off. For five years, the restaurant had never been closed. However, there was one
problem. It was winter and they had only the one coat to share between them. Both
John and Ken realized that a new coat was a significant purchase, one that would have
to have Sam’s approval. As the arrival date of John’s family drew nearer, and the
temperatures grew colder, the need for a second coat was becoming urgent.
John and Ken discussed the purchase of a second coat from every angle. How could they
convince the old man to part with enough money for a new coat? Timing was essential.
After closing time, Ken and John always scurried around the restaurant. They swept and
washed the floors, filled the glass sugar dispensers and the miniature china creamers,
and cleaned up the dirty dishes. Meanwhile, Sam sat alone in the wooden booth at back
of the restaurant. He carefully calculated the day’s profits, his fingers flying over the
rings of a black wooden abacus brought many years ago from China. If the earnings
were good, Sam invited his sons to share a glass of whisky. But if the earnings were
poor, Sam drank alone and glowered at the wooden walls of the booth while his sons
continued silently working. Naturally,
John and Ken decided to approach Sam on a night the whisky was shared.
The day after his discussion with Ken, John came to visit my parents. Though I heard him
chuckling as he confided to my mother about the logistics of the timing, every word was
coated with resentment. At first he decided that Saturday should be the asking day. But
then my mother pointed out that if permission to purchase was granted on a Saturday
night, Sam might change his mind by the time stores opened on Monday. She convinced
John that Friday was a better day. Business was usually good. And the stores were open
on Saturday.
On the chosen Friday, John visited us late in the afternoon. The wind sounded
particularly shrill that day as it sprayed blasts of white powdery snow over the
sidewalks. When John walked into the laundry, he looked as if someone had dusted him
with icing sugar. He seemed quite agitated. I remember hearing him speak with great
determination. “In a few days my family will be here. We’ll all be living upstairs. I will be
the one responsible for them.” He glanced at my mother who nodded in agreement.
“I’m going to have to stand up to that old man. I carry all his money in my pocket.” He
patted the front pocket of his pants emphatically before continuing. “And I have to ask
permission to spend it. What right does he have to object? I work hard. This isn’t China.
Things are different here.” Again, my parents said very little. They mostly smiled and
nodded reassuringly. Then John suddenly remembered, “Today is payday at the mill!”
He smiled and exclaimed, “Today business will be good. Guaranteed!”
Just before he left, John walked over to the corner where I sat pretending to read a
comic book. He patted me on the shoulder and grinned. “Not too much longer now.” I

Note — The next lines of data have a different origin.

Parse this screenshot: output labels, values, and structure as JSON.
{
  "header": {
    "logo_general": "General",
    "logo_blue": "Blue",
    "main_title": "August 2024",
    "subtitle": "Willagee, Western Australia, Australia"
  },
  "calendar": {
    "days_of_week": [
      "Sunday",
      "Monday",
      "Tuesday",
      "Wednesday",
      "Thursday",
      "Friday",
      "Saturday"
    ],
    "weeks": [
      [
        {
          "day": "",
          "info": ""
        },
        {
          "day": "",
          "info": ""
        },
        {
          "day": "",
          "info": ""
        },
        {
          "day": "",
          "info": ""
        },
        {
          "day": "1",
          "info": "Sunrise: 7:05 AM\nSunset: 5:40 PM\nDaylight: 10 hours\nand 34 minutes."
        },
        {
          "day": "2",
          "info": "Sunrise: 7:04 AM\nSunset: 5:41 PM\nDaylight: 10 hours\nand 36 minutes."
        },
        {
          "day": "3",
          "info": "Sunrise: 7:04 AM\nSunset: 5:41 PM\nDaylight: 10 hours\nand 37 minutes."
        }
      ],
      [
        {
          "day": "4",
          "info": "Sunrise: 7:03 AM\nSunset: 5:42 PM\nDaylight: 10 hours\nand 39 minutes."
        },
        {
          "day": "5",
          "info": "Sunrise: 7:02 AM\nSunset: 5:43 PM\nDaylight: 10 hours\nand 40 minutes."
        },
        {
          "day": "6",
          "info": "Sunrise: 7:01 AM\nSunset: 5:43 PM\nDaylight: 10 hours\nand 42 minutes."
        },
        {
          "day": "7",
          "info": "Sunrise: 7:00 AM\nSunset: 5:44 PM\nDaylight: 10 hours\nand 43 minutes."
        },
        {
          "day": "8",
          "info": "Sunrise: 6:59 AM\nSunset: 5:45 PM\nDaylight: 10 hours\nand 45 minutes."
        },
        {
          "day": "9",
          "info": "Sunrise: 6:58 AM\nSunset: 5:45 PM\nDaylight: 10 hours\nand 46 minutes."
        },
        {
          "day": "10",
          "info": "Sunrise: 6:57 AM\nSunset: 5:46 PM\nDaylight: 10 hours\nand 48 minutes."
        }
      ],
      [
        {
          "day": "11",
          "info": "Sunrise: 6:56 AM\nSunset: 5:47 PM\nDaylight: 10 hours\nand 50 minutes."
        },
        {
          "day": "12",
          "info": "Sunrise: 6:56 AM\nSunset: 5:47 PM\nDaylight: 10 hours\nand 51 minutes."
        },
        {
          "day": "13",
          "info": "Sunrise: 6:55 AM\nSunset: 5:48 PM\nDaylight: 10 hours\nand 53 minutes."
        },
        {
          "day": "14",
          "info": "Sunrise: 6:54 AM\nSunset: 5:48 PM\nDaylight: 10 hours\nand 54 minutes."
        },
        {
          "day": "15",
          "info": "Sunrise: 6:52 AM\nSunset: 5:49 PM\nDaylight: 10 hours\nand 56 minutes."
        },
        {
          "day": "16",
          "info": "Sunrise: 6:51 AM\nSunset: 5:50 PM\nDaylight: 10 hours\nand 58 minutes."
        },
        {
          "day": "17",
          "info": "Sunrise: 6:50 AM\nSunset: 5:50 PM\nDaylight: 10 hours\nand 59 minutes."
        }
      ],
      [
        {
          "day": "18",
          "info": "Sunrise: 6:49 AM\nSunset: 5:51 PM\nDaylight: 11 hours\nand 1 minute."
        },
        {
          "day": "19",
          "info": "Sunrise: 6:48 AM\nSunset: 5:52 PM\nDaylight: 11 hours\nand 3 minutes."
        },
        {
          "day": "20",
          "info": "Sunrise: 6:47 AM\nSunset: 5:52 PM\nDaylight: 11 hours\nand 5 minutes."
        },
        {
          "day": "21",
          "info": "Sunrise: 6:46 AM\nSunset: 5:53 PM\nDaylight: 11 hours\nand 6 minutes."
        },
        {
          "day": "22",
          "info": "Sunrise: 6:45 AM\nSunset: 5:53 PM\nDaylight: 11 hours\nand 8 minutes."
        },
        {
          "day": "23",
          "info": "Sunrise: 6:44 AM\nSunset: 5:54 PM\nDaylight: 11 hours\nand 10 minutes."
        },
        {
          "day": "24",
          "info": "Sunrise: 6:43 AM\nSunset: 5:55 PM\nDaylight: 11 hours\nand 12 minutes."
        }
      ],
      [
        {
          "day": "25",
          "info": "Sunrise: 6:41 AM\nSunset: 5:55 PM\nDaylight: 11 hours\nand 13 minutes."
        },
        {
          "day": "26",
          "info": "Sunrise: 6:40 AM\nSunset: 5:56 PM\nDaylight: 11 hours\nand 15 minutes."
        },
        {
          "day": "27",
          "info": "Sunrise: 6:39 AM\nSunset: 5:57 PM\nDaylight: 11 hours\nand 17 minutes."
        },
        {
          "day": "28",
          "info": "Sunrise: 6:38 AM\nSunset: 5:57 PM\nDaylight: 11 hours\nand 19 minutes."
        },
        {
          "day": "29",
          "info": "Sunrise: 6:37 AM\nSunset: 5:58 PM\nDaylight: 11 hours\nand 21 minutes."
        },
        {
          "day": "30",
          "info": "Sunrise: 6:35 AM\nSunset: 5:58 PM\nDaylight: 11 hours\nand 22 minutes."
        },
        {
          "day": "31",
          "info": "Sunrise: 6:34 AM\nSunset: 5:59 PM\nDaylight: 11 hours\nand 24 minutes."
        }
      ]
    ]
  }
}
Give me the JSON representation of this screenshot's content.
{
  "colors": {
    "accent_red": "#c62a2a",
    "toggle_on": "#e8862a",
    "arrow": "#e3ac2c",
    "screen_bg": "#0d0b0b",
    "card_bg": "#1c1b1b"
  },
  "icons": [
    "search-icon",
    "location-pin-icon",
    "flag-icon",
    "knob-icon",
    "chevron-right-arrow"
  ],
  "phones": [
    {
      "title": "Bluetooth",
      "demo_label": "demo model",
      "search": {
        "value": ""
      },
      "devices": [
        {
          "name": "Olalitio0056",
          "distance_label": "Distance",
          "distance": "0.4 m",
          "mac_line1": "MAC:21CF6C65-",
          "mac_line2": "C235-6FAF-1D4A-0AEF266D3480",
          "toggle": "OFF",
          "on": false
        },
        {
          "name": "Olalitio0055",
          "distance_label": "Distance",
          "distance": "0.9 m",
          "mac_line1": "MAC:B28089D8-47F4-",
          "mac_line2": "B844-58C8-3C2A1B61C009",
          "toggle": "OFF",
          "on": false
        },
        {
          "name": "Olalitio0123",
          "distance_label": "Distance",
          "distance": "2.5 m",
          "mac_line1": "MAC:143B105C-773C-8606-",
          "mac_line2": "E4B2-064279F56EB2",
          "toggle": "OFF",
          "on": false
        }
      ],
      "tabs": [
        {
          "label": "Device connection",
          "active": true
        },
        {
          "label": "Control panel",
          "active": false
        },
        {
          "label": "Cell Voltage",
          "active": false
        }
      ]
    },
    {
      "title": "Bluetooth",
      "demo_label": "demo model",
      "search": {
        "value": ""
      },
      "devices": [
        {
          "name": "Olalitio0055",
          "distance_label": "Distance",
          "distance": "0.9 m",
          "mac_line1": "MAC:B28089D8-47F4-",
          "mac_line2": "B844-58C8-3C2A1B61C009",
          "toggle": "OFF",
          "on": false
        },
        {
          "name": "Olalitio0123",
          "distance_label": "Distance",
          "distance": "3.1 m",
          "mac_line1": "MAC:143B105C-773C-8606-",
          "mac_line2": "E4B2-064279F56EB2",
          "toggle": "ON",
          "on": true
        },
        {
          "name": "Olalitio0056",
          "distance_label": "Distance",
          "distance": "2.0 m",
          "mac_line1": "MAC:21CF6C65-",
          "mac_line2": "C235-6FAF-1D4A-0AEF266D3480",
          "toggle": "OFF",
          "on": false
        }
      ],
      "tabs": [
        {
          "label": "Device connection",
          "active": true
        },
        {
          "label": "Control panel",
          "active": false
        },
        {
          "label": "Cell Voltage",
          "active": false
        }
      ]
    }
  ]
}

looked up and smiled. John looked so happy. As I nodded I felt an ever so slight cramp in
my stomach.
That Friday, after the restaurant closed, Sam counted his money, smiled, and invited his

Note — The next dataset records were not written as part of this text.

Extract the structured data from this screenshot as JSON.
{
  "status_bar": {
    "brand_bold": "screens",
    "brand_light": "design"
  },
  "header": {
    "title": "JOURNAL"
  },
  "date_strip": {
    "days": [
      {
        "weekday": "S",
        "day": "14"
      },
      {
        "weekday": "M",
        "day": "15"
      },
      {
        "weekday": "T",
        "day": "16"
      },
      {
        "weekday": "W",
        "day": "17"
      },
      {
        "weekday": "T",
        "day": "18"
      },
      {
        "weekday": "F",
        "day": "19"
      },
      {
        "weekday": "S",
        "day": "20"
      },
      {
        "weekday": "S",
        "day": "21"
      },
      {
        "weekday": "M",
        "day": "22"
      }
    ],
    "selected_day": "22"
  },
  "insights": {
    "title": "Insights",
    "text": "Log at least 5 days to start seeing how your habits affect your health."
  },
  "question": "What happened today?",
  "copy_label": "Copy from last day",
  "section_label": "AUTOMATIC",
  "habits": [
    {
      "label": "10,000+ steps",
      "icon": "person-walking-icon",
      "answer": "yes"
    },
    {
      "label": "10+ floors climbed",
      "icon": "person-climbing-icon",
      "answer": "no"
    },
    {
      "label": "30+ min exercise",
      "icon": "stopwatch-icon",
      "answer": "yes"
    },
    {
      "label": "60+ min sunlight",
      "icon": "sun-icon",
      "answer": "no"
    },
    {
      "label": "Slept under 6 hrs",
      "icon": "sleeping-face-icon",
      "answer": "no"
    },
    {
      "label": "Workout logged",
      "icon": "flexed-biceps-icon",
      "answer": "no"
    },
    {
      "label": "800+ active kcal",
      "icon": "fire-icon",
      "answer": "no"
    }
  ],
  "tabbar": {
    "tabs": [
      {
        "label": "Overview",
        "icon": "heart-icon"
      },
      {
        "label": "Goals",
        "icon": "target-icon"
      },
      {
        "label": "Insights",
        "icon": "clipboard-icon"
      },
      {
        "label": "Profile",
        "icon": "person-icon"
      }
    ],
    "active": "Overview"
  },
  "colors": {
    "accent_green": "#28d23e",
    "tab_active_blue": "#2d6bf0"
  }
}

sons for a glass of whisky. This was the moment John had been waiting for. His father
offered him a glass. He took a large, quick gulp. “Father, you know that my wife and
family will be arriving on Wednesday. You have been generous enough to let Ken come
with me to the airport to greet them.” Sam nodded his head.
John continued, with Ken nervously looking on. “But, Father, we have only one coat. The
weather is very cold. We need to buy another coat.” Sam carefully set down his whisky
glass. His face slowly hardened at the boldness of his son’s request.
John was ready to panic but then Ken blurted out, “John’s son will need a coat for
school. Your grandson cannot walk to school without a coat. A second one for us, one
the boy can grow into.”
Sam’s face broke into a smile. His gold teeth gleamed. “Very good,” he said and finished
his whisky. The brothers breathed a sigh of relief.
Synthesis Essay Practice:
Create a 1-2 page essay outline on the following topic:
Outline must contain:
- introduction
- 3 body paragraphs (1 quote per body paragraph)
- conclusion
Contrast the relationships the father in "Wordsmith"
and Sam Sing in "The Gold Mountain Coat" have with
their children.